When recent Changeup variants are executed, they attempt to acquire a host IP address from one of the following DNS names:
Even though the host DNS is not currently accessible and IP addresses cannot be acquired, it is possible for the author to modify the DNS settings in the future. If an IP address can be acquired through DNS, Changeup accesses TCP port 8000 and it then receives data that includes the URL to download files from. The following is a screenshot of part of the packet capture:
This is an example string that is included in the received data:
:.dl [http]://code[REMOVED]:999/a abcdef.exe
This string means that Changeup would download file “a” from code[REMOVED].net through TCP port 999 and save it as a file named “abcdef.exe”. The saved file name, in this case “abcdef.exe” randomly changes every time connection is made to this host.

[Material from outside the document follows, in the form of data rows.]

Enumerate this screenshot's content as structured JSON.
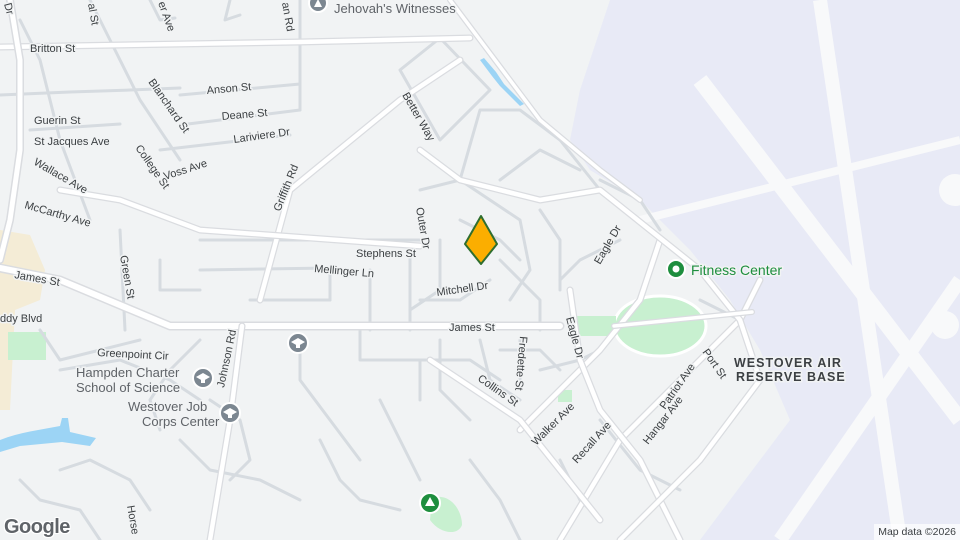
{
  "map": {
    "streets": {
      "britton_st": "Britton St",
      "anson_st": "Anson St",
      "deane_st": "Deane St",
      "lariviere_dr": "Lariviere Dr",
      "guerin_st": "Guerin St",
      "st_jacques_ave": "St Jacques Ave",
      "blanchard_st": "Blanchard St",
      "college_st": "College St",
      "voss_ave": "Voss Ave",
      "wallace_ave": "Wallace Ave",
      "mccarthy_ave": "McCarthy Ave",
      "griffith_rd": "Griffith Rd",
      "better_way": "Better Way",
      "outer_dr": "Outer Dr",
      "stephens_st": "Stephens St",
      "mellinger_ln": "Mellinger Ln",
      "mitchell_dr": "Mitchell Dr",
      "green_st": "Green St",
      "james_st_west": "James St",
      "james_st": "James St",
      "eagle_dr_north": "Eagle Dr",
      "eagle_dr": "Eagle Dr",
      "fredette_st": "Fredette St",
      "collins_st": "Collins St",
      "walker_ave": "Walker Ave",
      "recall_ave": "Recall Ave",
      "hangar_ave": "Hangar Ave",
      "patriot_ave": "Patriot Ave",
      "port_st": "Port St",
      "greenpoint_cir": "Greenpoint Cir",
      "johnson_rd": "Johnson Rd",
      "horse": "Horse",
      "ddy_blvd": "ddy Blvd",
      "top_ave": "er Ave",
      "top_al_st": "al St",
      "top_an_rd": "an Rd",
      "left_dr": "Dr"
    },
    "pois": {
      "jehovahs_witnesses": "Jehovah's Witnesses",
      "fitness_center": "Fitness Center",
      "hampden_charter_line1": "Hampden Charter",
      "hampden_charter_line2": "School of Science",
      "westover_job_line1": "Westover Job",
      "westover_job_line2": "Corps Center"
    },
    "base_label_line1": "WESTOVER AIR",
    "base_label_line2": "RESERVE BASE",
    "colors": {
      "background": "#f1f3f4",
      "airbase": "#e8eaf6",
      "park": "#c8f0d0",
      "water": "#9cd4f5",
      "pin": "#fbae00",
      "pin_outline": "#2f6e2f",
      "poi_green": "#1e8e3e",
      "poi_gray": "#7c8791"
    },
    "icons": {
      "worship": "place-of-worship-icon",
      "school": "school-icon",
      "gym": "fitness-icon",
      "park": "park-icon",
      "pin": "location-pin-icon"
    }
  },
  "footer": {
    "logo": "Google",
    "attribution": "Map data ©2026"
  }
}
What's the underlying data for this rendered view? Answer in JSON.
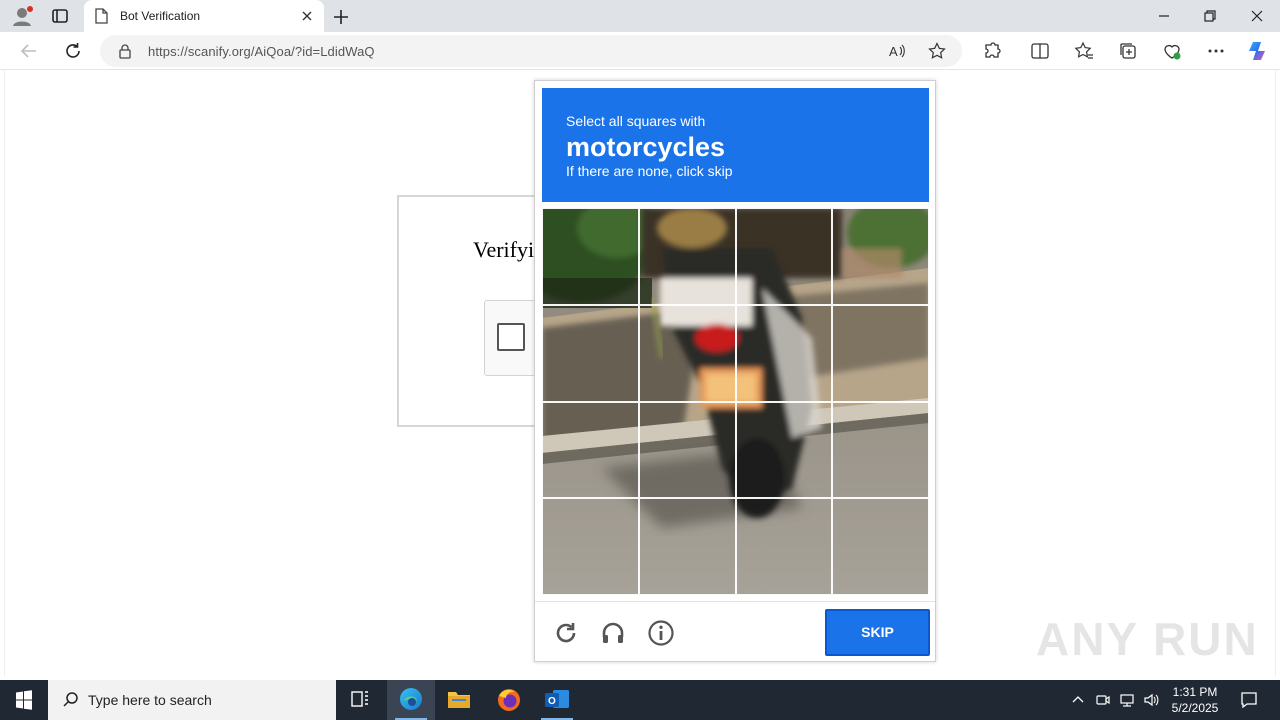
{
  "browser": {
    "tab_title": "Bot Verification",
    "url_domain": "https://scanify.org",
    "url_path": "/AiQoa/?id=LdidWaQ"
  },
  "page": {
    "verify_title": "Verifyi"
  },
  "challenge": {
    "line1": "Select all squares with",
    "target": "motorcycles",
    "line2": "If there are none, click skip",
    "skip_label": "SKIP",
    "grid_rows": 4,
    "grid_cols": 4
  },
  "watermark": "ANY RUN",
  "taskbar": {
    "search_placeholder": "Type here to search",
    "time": "1:31 PM",
    "date": "5/2/2025"
  },
  "colors": {
    "accent": "#1a73e8",
    "taskbar": "#202833"
  }
}
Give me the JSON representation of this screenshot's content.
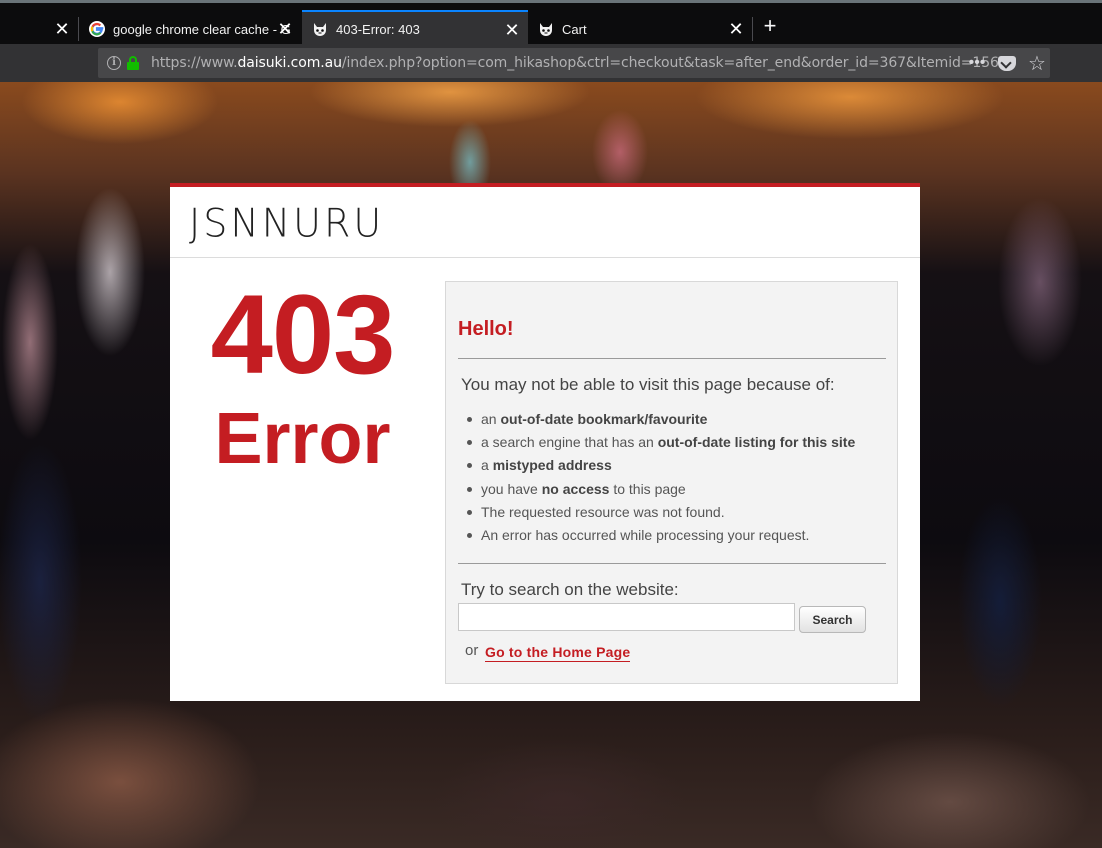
{
  "browser": {
    "tabs": [
      {
        "title": "",
        "icon": "blank-icon",
        "active": false
      },
      {
        "title": "google chrome clear cache - G",
        "icon": "google-icon",
        "active": false
      },
      {
        "title": "403-Error: 403",
        "icon": "site-favicon-icon",
        "active": true
      },
      {
        "title": "Cart",
        "icon": "site-favicon-icon",
        "active": false
      }
    ],
    "url_prefix": "https://www.",
    "url_domain": "daisuki.com.au",
    "url_path": "/index.php?option=com_hikashop&ctrl=checkout&task=after_end&order_id=367&Itemid=1560",
    "more_label": "•••",
    "star_label": "☆",
    "new_tab_label": "+",
    "close_label": "✕"
  },
  "site": {
    "logo": "JSNNURU"
  },
  "error": {
    "code": "403",
    "word": "Error",
    "greeting": "Hello!",
    "reasons_title": "You may not be able to visit this page because of:",
    "reasons": [
      {
        "before": "an ",
        "bold": "out-of-date bookmark/favourite",
        "after": ""
      },
      {
        "before": "a search engine that has an ",
        "bold": "out-of-date listing for this site",
        "after": ""
      },
      {
        "before": "a ",
        "bold": "mistyped address",
        "after": ""
      },
      {
        "before": "you have ",
        "bold": "no access",
        "after": " to this page"
      },
      {
        "before": "The requested resource was not found.",
        "bold": "",
        "after": ""
      },
      {
        "before": "An error has occurred while processing your request.",
        "bold": "",
        "after": ""
      }
    ],
    "search_title": "Try to search on the website:",
    "search_value": "",
    "search_button": "Search",
    "or_text": "or",
    "home_link": "Go to the Home Page"
  },
  "colors": {
    "accent_red": "#c41d22",
    "active_tab_indicator": "#0a84ff",
    "secure_lock": "#12bc00"
  }
}
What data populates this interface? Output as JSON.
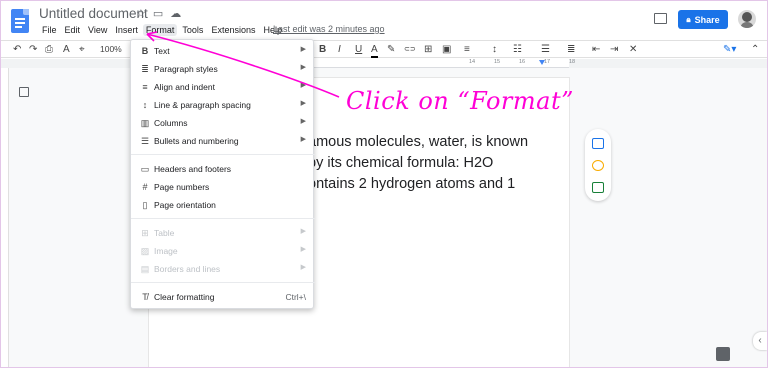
{
  "header": {
    "title": "Untitled document",
    "icons": [
      "star-icon",
      "folder-move-icon",
      "cloud-status-icon"
    ],
    "last_edit": "Last edit was 2 minutes ago",
    "share_label": "Share"
  },
  "menubar": [
    "File",
    "Edit",
    "View",
    "Insert",
    "Format",
    "Tools",
    "Extensions",
    "Help"
  ],
  "toolbar": {
    "zoom": "100%",
    "left_glyphs": [
      "↶",
      "↷",
      "⎙",
      "A",
      "⌖"
    ],
    "right_glyphs": [
      "B",
      "I",
      "U",
      "A",
      "✎",
      "⊂⊃",
      "⊞",
      "▣",
      "≡",
      "↕",
      "☷",
      "☰",
      "≣",
      "⇤",
      "⇥",
      "✕"
    ]
  },
  "ruler": {
    "numbers": [
      "14",
      "15",
      "16",
      "17",
      "18"
    ]
  },
  "format_menu": {
    "items": [
      {
        "label": "Text",
        "icon": "B",
        "submenu": true,
        "disabled": false
      },
      {
        "label": "Paragraph styles",
        "icon": "≣",
        "submenu": true,
        "disabled": false
      },
      {
        "label": "Align and indent",
        "icon": "≡",
        "submenu": true,
        "disabled": false
      },
      {
        "label": "Line & paragraph spacing",
        "icon": "↕",
        "submenu": true,
        "disabled": false
      },
      {
        "label": "Columns",
        "icon": "▥",
        "submenu": true,
        "disabled": false
      },
      {
        "label": "Bullets and numbering",
        "icon": "☰",
        "submenu": true,
        "disabled": false
      },
      {
        "label": "Headers and footers",
        "icon": "▭",
        "submenu": false,
        "disabled": false
      },
      {
        "label": "Page numbers",
        "icon": "#",
        "submenu": false,
        "disabled": false
      },
      {
        "label": "Page orientation",
        "icon": "▯",
        "submenu": false,
        "disabled": false
      },
      {
        "label": "Table",
        "icon": "⊞",
        "submenu": true,
        "disabled": true
      },
      {
        "label": "Image",
        "icon": "▨",
        "submenu": true,
        "disabled": true
      },
      {
        "label": "Borders and lines",
        "icon": "▤",
        "submenu": true,
        "disabled": true
      },
      {
        "label": "Clear formatting",
        "icon": "T̸",
        "submenu": false,
        "disabled": false,
        "shortcut": "Ctrl+\\"
      }
    ]
  },
  "document": {
    "lines": [
      "amous molecules, water, is known",
      "by its chemical formula: H2O",
      "ontains 2 hydrogen atoms and 1"
    ]
  },
  "annotation": {
    "text": "Click on “Format”",
    "color": "#ff00d6"
  },
  "colors": {
    "share_blue": "#1a73e8",
    "docs_blue": "#4285f4"
  }
}
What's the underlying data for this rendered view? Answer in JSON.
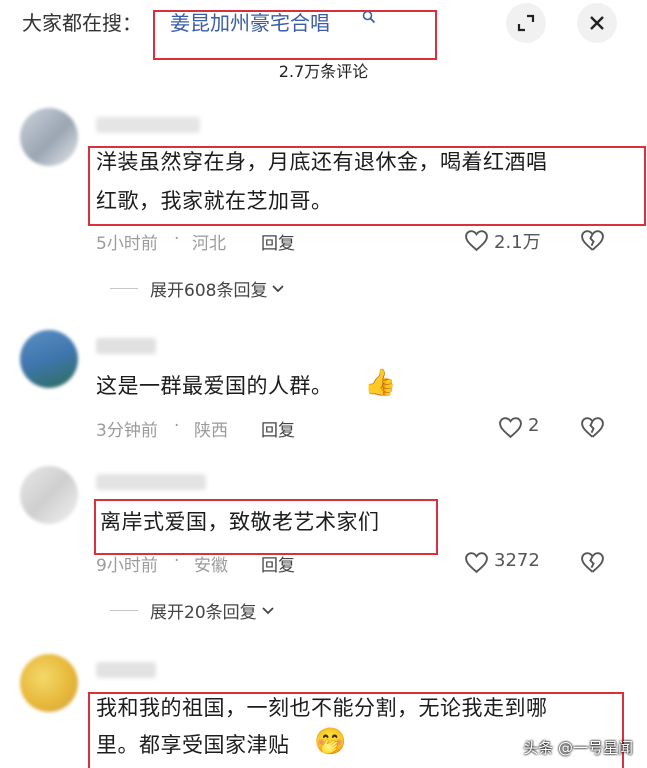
{
  "search": {
    "prefix": "大家都在搜：",
    "term": "姜昆加州豪宅合唱",
    "search_icon": "search-icon"
  },
  "header_buttons": {
    "collapse_icon": "collapse-icon",
    "close_icon": "close-icon"
  },
  "comment_count": "2.7万条评论",
  "comments": [
    {
      "text_line1": "洋装虽然穿在身，月底还有退休金，喝着红酒唱",
      "text_line2": "红歌，我家就在芝加哥。",
      "time": "5小时前",
      "location": "河北",
      "reply": "回复",
      "likes": "2.1万",
      "expand": "展开608条回复"
    },
    {
      "text_line1": "这是一群最爱国的人群。",
      "emoji": "👍",
      "time": "3分钟前",
      "location": "陕西",
      "reply": "回复",
      "likes": "2"
    },
    {
      "text_line1": "离岸式爱国，致敬老艺术家们",
      "time": "9小时前",
      "location": "安徽",
      "reply": "回复",
      "likes": "3272",
      "expand": "展开20条回复"
    },
    {
      "text_line1": "我和我的祖国，一刻也不能分割，无论我走到哪",
      "text_line2": "里。都享受国家津贴",
      "emoji": "🤭"
    }
  ],
  "watermark": "头条 @一号星闻",
  "colors": {
    "highlight_box": "#d9303a",
    "search_term": "#3b5ca8",
    "meta_text": "#9b9b9b"
  }
}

I downloaded this file and it was a dropper in a self-extracting archive. From the information we’ve gathered, this dropper drops four to six files. Included in these dropped files is an update of Changeup. The following are the other threats that it drops:
Furthermore, the Downloader Trojan may download any of the following threats:
- Trojan Horse
On the code[REMOVED].net domain, the following Web page is the top page on this server:
Quite obviously this page is designed to trick anyone who visits the site into downloading malicious files. A message is displayed stating that Adobe Flash Player 10 is required to play the video and a link is also provided.
However, in reality the link for the file is to [http]://code[REMOVED].net/flash_player.exe, which is a link to the self-archiving dropper mentioned above that drops various other threats as well as a Changeup update. Spam is also sent out through emails, Twitter, and Facebook to increase access to this page.
So from reviewing the research we have carried out up till now, I believe that the main purpose of Changeup is to spread itself and to install other threats. The following lists how it spreads, what techniques it uses to spread, and what its payload is:
- It spreads on a large scale through network shares and removable drives.
- It uses social engineering techniques to install itself.
- It updates itself as well as installing other threats.
Furthermore, it would appear that Changeup installs threats totally unrelated to itself. My theory for this is that Changeup is a Pay-Per-Install (PPI) service, which, if true, would fit with other research done to date. We need to be mindful that elaborate polymorphic worms, such as W32.Changeup, are used as a PPI service.